It can be upsetting when your loved one does not recognize you because of dementia. Alzheimer’s disease damages the brain, causing forgetfulness in patients. As painful as it is, your loved ones can experience anxiety, paranoia, and agitation at their memory loss. Sometimes, they can even yell at you to leave their house, forgetting who you are to them. Here are some ways to cope with the sadness and shock felt when your loved one is no longer able to remember your name or face.
Understand Their Condition Does Not Change Who They Are
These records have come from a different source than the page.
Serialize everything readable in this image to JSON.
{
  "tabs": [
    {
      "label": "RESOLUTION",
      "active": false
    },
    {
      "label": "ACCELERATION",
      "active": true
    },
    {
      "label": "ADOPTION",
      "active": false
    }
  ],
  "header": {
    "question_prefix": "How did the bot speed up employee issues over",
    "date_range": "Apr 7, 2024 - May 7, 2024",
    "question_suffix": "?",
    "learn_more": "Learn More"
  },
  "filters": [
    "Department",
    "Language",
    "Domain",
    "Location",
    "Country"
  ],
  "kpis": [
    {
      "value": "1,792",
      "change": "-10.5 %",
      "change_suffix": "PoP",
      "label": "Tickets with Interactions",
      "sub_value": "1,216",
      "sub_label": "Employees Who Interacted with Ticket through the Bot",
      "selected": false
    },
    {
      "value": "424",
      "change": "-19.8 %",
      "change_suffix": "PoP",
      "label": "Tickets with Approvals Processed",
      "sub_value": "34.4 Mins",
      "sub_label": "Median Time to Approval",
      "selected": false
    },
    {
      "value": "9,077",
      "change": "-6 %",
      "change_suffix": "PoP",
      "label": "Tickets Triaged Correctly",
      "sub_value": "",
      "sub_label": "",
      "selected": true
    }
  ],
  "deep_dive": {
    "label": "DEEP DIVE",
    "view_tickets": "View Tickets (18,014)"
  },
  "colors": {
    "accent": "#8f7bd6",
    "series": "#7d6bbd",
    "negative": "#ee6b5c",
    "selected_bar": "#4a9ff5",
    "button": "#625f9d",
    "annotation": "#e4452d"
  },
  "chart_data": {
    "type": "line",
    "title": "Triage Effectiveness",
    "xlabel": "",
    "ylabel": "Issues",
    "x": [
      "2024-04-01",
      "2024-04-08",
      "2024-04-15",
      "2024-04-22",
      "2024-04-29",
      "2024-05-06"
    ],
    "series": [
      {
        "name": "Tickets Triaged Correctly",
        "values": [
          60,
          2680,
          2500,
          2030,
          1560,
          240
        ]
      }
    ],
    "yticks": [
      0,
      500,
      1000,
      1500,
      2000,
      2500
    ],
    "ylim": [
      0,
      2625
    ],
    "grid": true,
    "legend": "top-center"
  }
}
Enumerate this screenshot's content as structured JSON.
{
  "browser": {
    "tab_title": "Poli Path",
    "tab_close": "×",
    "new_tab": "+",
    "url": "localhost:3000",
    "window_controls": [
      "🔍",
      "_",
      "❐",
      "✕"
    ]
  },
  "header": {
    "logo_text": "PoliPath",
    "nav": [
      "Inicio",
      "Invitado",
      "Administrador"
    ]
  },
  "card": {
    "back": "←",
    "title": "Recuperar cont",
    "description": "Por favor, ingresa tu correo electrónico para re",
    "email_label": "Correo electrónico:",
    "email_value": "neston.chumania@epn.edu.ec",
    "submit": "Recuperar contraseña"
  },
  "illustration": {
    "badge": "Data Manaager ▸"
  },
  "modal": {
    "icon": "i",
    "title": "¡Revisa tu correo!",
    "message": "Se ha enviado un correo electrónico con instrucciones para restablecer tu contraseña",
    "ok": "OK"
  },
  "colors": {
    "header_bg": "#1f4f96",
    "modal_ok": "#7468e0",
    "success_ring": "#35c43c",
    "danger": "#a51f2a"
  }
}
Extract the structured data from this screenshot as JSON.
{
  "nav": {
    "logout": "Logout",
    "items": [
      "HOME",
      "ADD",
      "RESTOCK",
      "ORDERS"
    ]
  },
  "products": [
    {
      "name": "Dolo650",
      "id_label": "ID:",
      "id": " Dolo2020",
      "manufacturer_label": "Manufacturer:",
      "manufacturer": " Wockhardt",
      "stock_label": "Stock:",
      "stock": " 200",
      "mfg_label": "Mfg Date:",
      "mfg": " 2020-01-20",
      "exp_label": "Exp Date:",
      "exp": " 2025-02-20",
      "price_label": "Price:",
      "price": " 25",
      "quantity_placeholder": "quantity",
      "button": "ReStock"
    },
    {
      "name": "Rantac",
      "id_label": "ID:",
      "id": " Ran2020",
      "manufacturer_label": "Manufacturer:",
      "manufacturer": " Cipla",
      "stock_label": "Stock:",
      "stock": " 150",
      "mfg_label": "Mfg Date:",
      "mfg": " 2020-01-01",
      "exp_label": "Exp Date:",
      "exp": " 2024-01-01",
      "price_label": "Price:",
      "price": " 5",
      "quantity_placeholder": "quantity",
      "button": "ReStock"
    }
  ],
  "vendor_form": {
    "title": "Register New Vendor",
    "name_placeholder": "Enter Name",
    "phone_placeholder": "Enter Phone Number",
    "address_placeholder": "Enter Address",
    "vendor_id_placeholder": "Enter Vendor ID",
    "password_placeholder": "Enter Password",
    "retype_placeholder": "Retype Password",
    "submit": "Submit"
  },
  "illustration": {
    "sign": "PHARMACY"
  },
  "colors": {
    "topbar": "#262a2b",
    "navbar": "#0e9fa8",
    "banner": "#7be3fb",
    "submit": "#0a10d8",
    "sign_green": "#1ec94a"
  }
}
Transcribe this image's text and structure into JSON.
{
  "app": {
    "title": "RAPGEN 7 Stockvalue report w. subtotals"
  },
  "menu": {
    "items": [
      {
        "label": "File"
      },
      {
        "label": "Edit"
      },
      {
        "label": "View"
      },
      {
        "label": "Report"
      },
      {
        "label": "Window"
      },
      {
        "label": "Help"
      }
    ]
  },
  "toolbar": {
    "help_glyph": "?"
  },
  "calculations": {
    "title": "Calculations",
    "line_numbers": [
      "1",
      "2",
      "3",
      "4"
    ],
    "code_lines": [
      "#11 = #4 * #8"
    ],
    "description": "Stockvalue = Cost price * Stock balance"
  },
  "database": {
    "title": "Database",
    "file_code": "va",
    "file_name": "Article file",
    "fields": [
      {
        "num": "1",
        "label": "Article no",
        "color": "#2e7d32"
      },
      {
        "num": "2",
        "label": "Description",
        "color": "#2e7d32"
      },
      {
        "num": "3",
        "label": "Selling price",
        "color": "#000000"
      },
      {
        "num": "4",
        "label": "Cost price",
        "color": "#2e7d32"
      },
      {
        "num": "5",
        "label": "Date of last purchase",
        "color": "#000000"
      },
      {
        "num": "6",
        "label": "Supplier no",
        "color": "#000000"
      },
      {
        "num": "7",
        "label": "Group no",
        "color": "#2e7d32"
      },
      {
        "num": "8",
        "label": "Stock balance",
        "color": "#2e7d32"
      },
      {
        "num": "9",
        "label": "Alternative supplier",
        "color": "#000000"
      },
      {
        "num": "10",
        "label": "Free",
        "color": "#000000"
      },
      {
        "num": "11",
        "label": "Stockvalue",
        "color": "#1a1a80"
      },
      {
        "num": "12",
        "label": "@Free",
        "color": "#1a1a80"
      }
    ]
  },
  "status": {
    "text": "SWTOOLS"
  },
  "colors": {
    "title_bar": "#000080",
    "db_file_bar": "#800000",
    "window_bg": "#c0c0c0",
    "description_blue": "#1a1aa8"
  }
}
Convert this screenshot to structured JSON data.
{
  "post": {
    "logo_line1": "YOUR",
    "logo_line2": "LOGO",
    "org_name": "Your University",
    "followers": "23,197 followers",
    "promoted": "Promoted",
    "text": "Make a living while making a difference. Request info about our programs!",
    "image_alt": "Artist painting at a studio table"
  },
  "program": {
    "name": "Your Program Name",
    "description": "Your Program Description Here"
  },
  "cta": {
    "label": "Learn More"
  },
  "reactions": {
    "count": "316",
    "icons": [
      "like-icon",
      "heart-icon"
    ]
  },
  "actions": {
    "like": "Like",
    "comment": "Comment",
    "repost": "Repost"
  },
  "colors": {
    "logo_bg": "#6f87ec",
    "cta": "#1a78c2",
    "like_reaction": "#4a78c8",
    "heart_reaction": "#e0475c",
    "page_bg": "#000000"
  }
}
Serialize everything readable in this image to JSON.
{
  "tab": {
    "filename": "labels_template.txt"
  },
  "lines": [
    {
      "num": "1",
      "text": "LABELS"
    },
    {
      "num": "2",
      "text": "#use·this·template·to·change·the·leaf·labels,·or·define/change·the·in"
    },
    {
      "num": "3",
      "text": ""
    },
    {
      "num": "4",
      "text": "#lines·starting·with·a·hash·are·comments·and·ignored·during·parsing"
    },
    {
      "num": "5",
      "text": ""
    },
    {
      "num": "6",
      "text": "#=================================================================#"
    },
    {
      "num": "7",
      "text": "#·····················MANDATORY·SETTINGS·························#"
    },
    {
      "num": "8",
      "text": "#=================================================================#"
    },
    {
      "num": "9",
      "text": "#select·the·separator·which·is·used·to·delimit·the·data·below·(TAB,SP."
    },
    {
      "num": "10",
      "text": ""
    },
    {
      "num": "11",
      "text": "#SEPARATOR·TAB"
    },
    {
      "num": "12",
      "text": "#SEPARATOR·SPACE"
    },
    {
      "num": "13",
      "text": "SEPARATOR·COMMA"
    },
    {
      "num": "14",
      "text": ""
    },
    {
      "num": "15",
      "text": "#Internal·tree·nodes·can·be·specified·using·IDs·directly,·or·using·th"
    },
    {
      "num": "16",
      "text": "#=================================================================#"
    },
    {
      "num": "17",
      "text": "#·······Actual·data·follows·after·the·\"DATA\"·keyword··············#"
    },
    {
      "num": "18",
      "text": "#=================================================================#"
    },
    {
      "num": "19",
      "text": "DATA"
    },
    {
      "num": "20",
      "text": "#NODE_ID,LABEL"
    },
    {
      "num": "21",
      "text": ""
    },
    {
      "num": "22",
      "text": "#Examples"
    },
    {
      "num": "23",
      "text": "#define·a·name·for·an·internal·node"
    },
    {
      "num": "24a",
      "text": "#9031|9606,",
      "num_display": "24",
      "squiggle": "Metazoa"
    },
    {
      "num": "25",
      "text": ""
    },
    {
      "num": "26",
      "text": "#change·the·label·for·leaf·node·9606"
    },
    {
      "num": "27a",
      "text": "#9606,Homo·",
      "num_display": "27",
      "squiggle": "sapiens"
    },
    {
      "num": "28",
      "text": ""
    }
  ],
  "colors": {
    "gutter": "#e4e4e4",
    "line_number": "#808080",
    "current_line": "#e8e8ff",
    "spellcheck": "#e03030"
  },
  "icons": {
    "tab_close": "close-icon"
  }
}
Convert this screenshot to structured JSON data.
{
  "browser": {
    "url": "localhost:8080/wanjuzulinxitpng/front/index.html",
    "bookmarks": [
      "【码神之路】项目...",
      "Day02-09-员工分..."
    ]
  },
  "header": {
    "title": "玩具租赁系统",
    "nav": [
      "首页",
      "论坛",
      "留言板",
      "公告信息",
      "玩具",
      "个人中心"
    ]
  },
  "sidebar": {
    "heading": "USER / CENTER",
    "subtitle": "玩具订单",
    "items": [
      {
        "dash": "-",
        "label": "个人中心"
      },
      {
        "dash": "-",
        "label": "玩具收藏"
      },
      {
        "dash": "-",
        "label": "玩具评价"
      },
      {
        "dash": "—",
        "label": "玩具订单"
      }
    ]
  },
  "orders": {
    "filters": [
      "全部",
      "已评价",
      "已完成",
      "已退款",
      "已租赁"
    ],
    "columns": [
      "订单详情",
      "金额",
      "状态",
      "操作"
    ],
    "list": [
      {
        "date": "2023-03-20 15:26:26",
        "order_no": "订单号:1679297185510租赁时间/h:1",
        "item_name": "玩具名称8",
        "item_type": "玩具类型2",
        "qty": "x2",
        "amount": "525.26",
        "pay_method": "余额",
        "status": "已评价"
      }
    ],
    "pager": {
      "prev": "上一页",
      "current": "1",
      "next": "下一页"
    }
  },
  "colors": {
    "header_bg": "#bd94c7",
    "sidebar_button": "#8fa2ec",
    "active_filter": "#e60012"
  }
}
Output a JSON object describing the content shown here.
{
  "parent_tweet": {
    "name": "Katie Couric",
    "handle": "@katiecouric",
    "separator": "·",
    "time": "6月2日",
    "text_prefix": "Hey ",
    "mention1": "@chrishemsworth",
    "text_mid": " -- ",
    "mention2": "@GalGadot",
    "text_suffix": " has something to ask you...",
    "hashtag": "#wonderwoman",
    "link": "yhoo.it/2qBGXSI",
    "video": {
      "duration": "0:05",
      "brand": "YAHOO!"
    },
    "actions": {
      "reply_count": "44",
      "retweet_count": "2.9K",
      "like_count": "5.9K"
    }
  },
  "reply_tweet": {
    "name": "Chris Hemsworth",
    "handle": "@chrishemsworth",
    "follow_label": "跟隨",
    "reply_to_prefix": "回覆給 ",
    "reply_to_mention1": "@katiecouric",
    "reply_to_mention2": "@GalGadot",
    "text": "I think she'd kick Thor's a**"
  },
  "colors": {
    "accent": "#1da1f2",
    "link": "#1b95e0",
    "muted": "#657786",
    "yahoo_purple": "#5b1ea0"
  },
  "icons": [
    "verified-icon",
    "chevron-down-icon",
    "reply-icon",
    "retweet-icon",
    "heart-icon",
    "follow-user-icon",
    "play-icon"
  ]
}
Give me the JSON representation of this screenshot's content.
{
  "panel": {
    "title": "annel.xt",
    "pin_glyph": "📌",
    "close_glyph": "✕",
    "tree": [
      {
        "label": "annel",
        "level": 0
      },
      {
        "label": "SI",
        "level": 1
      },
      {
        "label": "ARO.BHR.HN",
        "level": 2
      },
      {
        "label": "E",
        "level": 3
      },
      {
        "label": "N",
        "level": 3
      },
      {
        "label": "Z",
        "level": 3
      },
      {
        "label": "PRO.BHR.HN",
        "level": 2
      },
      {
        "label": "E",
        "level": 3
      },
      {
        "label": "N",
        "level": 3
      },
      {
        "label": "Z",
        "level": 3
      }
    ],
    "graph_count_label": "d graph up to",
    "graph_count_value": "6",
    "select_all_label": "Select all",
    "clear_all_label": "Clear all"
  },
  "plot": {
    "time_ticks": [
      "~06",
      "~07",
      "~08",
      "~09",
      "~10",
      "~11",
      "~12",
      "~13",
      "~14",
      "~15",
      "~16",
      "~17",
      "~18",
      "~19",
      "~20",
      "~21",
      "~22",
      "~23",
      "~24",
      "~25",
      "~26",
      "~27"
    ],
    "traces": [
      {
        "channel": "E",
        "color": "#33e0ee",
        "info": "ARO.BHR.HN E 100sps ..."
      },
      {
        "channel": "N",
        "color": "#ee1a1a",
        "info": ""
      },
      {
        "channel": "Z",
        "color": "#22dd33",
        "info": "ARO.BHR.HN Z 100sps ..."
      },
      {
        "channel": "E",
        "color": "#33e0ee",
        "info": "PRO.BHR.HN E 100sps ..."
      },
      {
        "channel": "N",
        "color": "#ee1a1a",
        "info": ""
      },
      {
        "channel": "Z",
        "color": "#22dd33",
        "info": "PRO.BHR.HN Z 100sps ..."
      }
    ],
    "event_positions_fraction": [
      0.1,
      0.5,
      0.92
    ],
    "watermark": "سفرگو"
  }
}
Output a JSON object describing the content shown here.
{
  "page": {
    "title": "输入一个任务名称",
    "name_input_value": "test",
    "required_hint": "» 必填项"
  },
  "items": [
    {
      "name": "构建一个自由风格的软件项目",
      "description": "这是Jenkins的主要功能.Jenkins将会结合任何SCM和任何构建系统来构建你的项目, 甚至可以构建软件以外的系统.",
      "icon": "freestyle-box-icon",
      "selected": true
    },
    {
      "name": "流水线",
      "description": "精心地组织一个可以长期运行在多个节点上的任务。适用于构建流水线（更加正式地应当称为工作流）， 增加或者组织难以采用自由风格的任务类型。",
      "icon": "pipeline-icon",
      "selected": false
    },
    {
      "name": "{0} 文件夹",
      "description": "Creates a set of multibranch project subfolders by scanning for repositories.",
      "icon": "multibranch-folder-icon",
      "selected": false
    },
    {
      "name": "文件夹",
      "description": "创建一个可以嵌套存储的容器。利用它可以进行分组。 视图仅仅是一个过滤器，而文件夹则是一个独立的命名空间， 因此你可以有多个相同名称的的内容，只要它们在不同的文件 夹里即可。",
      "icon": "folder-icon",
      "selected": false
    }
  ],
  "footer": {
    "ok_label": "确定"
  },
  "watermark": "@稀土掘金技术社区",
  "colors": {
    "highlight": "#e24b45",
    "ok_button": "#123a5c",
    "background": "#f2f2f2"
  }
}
When your loved one remembers your brother’s name and not yours, try your best not to take it personally. Remind yourself that it is the disease that should take responsibility for the memory loss, whether it is Alzheimer’s disease, Lewy body dementia, vascular dementia, or other types of dementia. Remember that their condition does not change who they are. They are still your loved ones, and you can still remember cherished memories even if they can no longer do so.
It can be frustrating when you have to repeatedly remind them of who you are whenever they forget. However, it is important to remember the need to be gentle in your response. The goal is to decrease your loved ones’ anxiety or worries, even when you may feel exasperated. Keep the introduction short, “We haven’t seen each other in a while. I’m your son Simon.” Speaking in a calm tone and slowing your pace of speech can also help to ease your loved ones’ anxiety when they do not recognize you.
Use Photos and Videos
Another good way to jog your loved ones’ memory of you is through old photographs and videos. Taking a trip down memory lane together can be a wonderful bonding exercise.
Sometimes, the use of photos and videos may not be enough to help your loved one recognize you. Some experts recommend validation therapy, which can help you to step into their perception of reality. If they continually refer to you as another family member instead of their son, ask them to tell you about this person and what they loved about him. Give them the space to share their treasured memories of him, rather than try to force the process of remembering you.
Acknowledge Your Feelings
It is important to let yourself grieve this memory decline in your loved one. Don’t beat yourself up or feel emotional even though you have tried to prepare yourself by reading up on what to expect on caring for a loved one with dementia.
Memory Care Program in Rittenhouse Village At Lehigh Valley
More often than not, your mental health and ability to care for your loved ones in the long run are as important as their well-being. When you find it difficult to cope with fatigue and grief, it is okay to take some time off to rest, while having peace of mind that they are in good hands. To learn more about our memory care program, contact us today.